## Records from a dataset:
'''
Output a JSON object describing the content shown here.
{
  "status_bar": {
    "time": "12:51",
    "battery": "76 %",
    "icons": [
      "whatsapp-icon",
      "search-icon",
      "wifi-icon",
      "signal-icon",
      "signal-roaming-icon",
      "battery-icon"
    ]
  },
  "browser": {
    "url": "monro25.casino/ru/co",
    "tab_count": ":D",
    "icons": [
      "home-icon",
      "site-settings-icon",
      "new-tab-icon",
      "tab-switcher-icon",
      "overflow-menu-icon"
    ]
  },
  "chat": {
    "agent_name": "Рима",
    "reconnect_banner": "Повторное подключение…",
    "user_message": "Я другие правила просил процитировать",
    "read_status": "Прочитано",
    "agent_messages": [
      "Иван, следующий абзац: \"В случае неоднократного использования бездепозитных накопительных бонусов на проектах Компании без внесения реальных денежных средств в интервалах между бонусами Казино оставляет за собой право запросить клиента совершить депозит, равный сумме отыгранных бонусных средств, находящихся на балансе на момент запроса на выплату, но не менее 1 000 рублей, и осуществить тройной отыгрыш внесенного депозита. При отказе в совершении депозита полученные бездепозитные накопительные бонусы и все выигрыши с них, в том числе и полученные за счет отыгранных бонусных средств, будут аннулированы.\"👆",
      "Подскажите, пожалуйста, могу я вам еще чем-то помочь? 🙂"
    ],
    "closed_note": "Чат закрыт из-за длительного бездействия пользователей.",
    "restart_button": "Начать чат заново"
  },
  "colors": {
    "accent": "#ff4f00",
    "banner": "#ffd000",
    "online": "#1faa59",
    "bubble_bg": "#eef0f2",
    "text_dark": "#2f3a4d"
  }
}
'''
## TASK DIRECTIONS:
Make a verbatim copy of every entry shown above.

## FINAL ANSWER:
Output a JSON object describing the content shown here.
{
  "status_bar": {
    "time": "12:51",
    "battery": "76 %",
    "icons": [
      "whatsapp-icon",
      "search-icon",
      "wifi-icon",
      "signal-icon",
      "signal-roaming-icon",
      "battery-icon"
    ]
  },
  "browser": {
    "url": "monro25.casino/ru/co",
    "tab_count": ":D",
    "icons": [
      "home-icon",
      "site-settings-icon",
      "new-tab-icon",
      "tab-switcher-icon",
      "overflow-menu-icon"
    ]
  },
  "chat": {
    "agent_name": "Рима",
    "reconnect_banner": "Повторное подключение…",
    "user_message": "Я другие правила просил процитировать",
    "read_status": "Прочитано",
    "agent_messages": [
      "Иван, следующий абзац: \"В случае неоднократного использования бездепозитных накопительных бонусов на проектах Компании без внесения реальных денежных средств в интервалах между бонусами Казино оставляет за собой право запросить клиента совершить депозит, равный сумме отыгранных бонусных средств, находящихся на балансе на момент запроса на выплату, но не менее 1 000 рублей, и осуществить тройной отыгрыш внесенного депозита. При отказе в совершении депозита полученные бездепозитные накопительные бонусы и все выигрыши с них, в том числе и полученные за счет отыгранных бонусных средств, будут аннулированы.\"👆",
      "Подскажите, пожалуйста, могу я вам еще чем-то помочь? 🙂"
    ],
    "closed_note": "Чат закрыт из-за длительного бездействия пользователей.",
    "restart_button": "Начать чат заново"
  },
  "colors": {
    "accent": "#ff4f00",
    "banner": "#ffd000",
    "online": "#1faa59",
    "bubble_bg": "#eef0f2",
    "text_dark": "#2f3a4d"
  }
}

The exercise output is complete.